How can I afford insulin?

Alec Raeshawn Smith dies three days before he gets his paycheck. He dies because he has no more money to pay for his medicine. He was 26 years old. Alec, like millions of other people, suffered from type 1 diabetes. His body did not produce any insulin; he had to inject the hormone regularly from small vials. A mass product that he could no longer afford.

Alec Raeshawn Smith had health insurance through his mother until February 2017. When that was no longer possible, Smith was faced with a choice: take out private health insurance - or try without insurance. He was too young for the cheap public health insurance Medicare - it only insures seniors aged 65 and up. He earned too much for Medicaid, the insurance for the needy.

But private insurance is expensive in the US. Smith would have had to pay $ 450 a month for his diabetes - with a deductible of $ 7,600. Too much. Alec worked as a restaurant manager. Income: $ 35,000 a year. He renounced health insurance. It would work somehow, he thought. It didn't work. His pharmacist confronted him with the new reality: the insulin drugs would now cost $ 1,300 - a month.

Alec Smith didn't even survive the first month of paying all the expenses himself. His family believes he rationed the syringes to save money. His death sentence? The 26-year-old died of diabetic ketoacidosis alone in his small apartment. It is an agonizing death: the blood sugar level rises rapidly, the blood acidifies, the body cells dehydrate, the body functions gradually stop.

The US has a lot of big problems. But none hits people as hard, as unprepared, as the skyrocketing cost of prescription drugs. In no other industrialized country have the prices for these drugs increased over the years.

It starts with everyday medication like antihypertensive drugs. A monthly pack of "Edarbi 40" with 30 tablets, one for every day, costs less than 35 euros in Germany, where the drug is not paid for by the statutory health insurers. In the USA, the same pack costs the equivalent of 200 euros.

In the USA, too, health insurance companies pay for medication. But in order to be able to lure with low monthly premiums, many insurance companies now work with high deductibles, as in the case of Alec Raeshawn Smith. Insured people have to pay several thousand dollars a year out of their own pocket before health insurance takes effect. Many contracts also include a percentage share; 20 percent is quite common. For patients who need expensive medication for months and years, this often means financial ruin.

30 00 euros per year for medication

At the beginning of 2018, Gloria Rickert's husband from San Diego, California fell ill with a rare and aggressive brain tumor. Many patients die twelve to 24 months after this diagnosis. That's tough enough. But Gloria Rickert is already running out of money. The drugs are expensive, the part she has to pay for herself is $ 400 for 15 capsules. This dose is enough for five days, she says. Calculated over the year, she has to raise almost $ 30,000 just for drugs. If she doesn't get help, she says, her family is in danger of financial collapse.

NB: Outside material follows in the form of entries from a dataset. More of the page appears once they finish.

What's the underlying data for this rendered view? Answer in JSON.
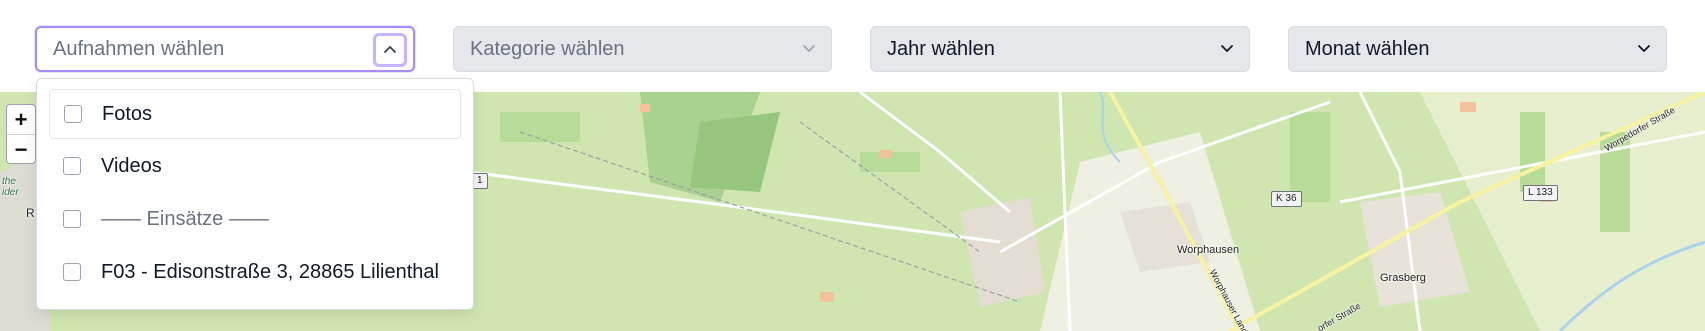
{
  "filters": {
    "recordings": {
      "placeholder": "Aufnahmen wählen"
    },
    "category": {
      "placeholder": "Kategorie wählen"
    },
    "year": {
      "placeholder": "Jahr wählen"
    },
    "month": {
      "placeholder": "Monat wählen"
    }
  },
  "dropdown": {
    "options": [
      {
        "label": "Fotos",
        "checked": false
      },
      {
        "label": "Videos",
        "checked": false
      },
      {
        "label": "—— Einsätze ——",
        "checked": false
      },
      {
        "label": "F03 - Edisonstraße 3, 28865 Lilienthal",
        "checked": false
      }
    ]
  },
  "map": {
    "zoom_in": "+",
    "zoom_out": "−",
    "labels": {
      "worphausen": "Worphausen",
      "grasberg": "Grasberg",
      "worpedorfer_strasse": "Worpedorfer Straße",
      "worphauser_landstrasse": "Worphauser Landstr.",
      "worpedorfer_strasse_2": "orfer Straße",
      "road_k36": "K 36",
      "road_l133": "L 133",
      "road_1": "1",
      "edge_r": "R",
      "edge_text_1": "the",
      "edge_text_2": "ider"
    }
  }
}
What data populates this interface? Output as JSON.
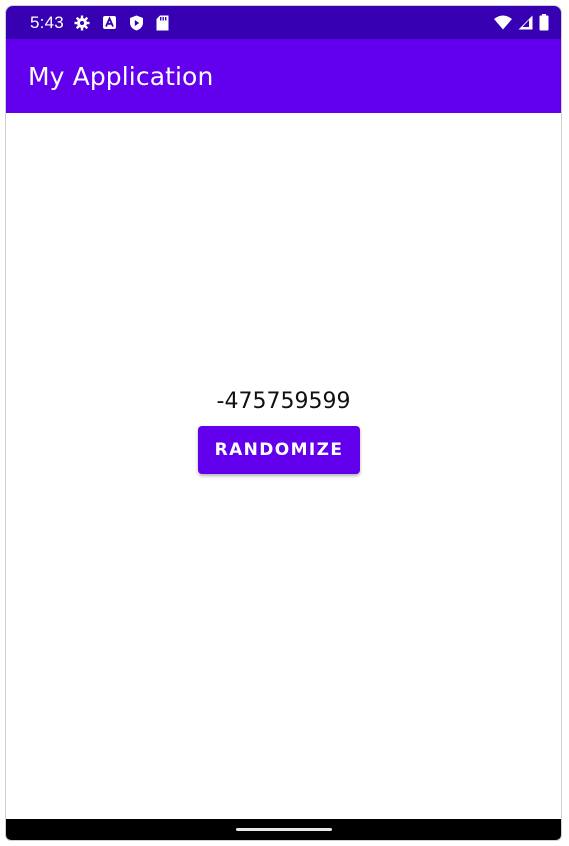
{
  "status_bar": {
    "time": "5:43",
    "icons_left": [
      "settings-gear-icon",
      "accessibility-a-icon",
      "play-protect-icon",
      "sd-card-icon"
    ],
    "icons_right": [
      "wifi-icon",
      "cell-signal-icon",
      "battery-icon"
    ]
  },
  "app_bar": {
    "title": "My Application"
  },
  "main": {
    "number": "-475759599",
    "randomize_label": "RANDOMIZE"
  },
  "colors": {
    "status_bar": "#3700b3",
    "primary": "#6200ee",
    "text": "#111111",
    "nav_bar": "#000000"
  }
}
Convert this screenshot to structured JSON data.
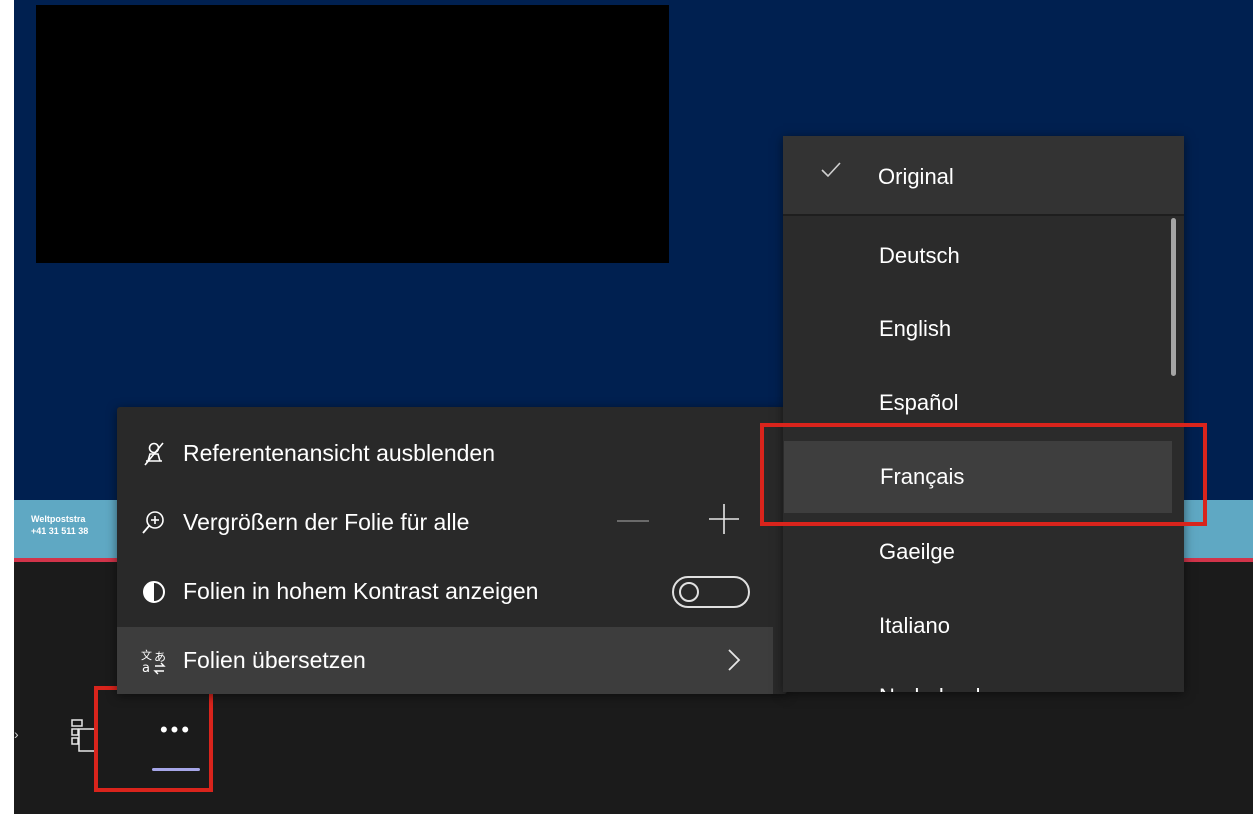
{
  "slide": {
    "footer_line1": "Weltpoststra",
    "footer_line2": "+41 31 511 38"
  },
  "toolbar": {
    "more_icon": "more-dots-icon",
    "more_label": "•••",
    "layout_icon": "layout-icon"
  },
  "menu": {
    "items": [
      {
        "label": "Referentenansicht ausblenden",
        "icon": "hide-presenter-icon"
      },
      {
        "label": "Vergrößern der Folie für alle",
        "icon": "zoom-in-icon"
      },
      {
        "label": "Folien in hohem Kontrast anzeigen",
        "icon": "contrast-icon",
        "toggle_on": false
      },
      {
        "label": "Folien übersetzen",
        "icon": "translate-icon",
        "active": true
      }
    ]
  },
  "languages": {
    "selected": "Original",
    "options": [
      "Deutsch",
      "English",
      "Español",
      "Français",
      "Gaeilge",
      "Italiano",
      "Nederlands"
    ],
    "hovered": "Français"
  },
  "colors": {
    "slide_background": "#002050",
    "menu_background": "#292929",
    "highlight_box": "#d9241c",
    "accent_underline": "#a6a6e8"
  }
}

The prices for drugs against rare or life-threatening diseases are particularly high. Such supplements only make up two percent of prescriptions in the US - but one third of the cost.

The pharmaceutical company Cataylst Pharmaceuticals, for example, has just launched a drug against Lambert-Eaton myasthenia syndrome, an autoimmune disease that affects around 100,000 people in the United States. According to the manufacturer, the annual dose will cost $ 375,000. For 30 years, the family company Jacobus Pharmaceuticals had manufactured the active ingredient and given it to patients free of charge. Now Cataylst Pharmaceuticals has had the active ingredient certified by the FDA, the US federal agency for drug and food safety, for the first time - in order to be able to sell the drug on the free market at an extreme price.

Americans can no longer afford drugs

Leigh Purvis, health researcher at the AARP Public Policy Institute, says many people simply can no longer afford their treatment. The prices have risen to such an extent that patients often leave the pharmacy without their medication. His institute has calculated that the prices for the most frequently prescribed drugs rose by an average of 8.4 percent in 2017 alone. This has been going on for years - and experts are predicting further price increases.

A 2016 survey by the Kaiser Family Foundation found that 44 percent of Americans are seriously concerned about how long they can still afford medication. 21 percent said they had not redeemed prescriptions because they had no money, 16 percent said they had reduced prescribed doses, sometimes omitting a tablet or syringe in order to save costs.

The USA is a paradise for pharmaceutical manufacturers. Nowhere else is so much money spent on health and medication: The US health care system devoured $ 3.3 trillion in 2016, 17.9 percent of the total economic output of the USA. Of that, $ 329 billion went to prescription drugs alone. For comparison: In Germany, 11.3 percent of economic output flowed into the health system in the same year. 360 billion euros, of which 55 billion was spent on pharmaceuticals. According to the OECD, the 19 leading industrialized countries spend around $ 452 per capita per year on drugs. In the US it's more than $ 1,000.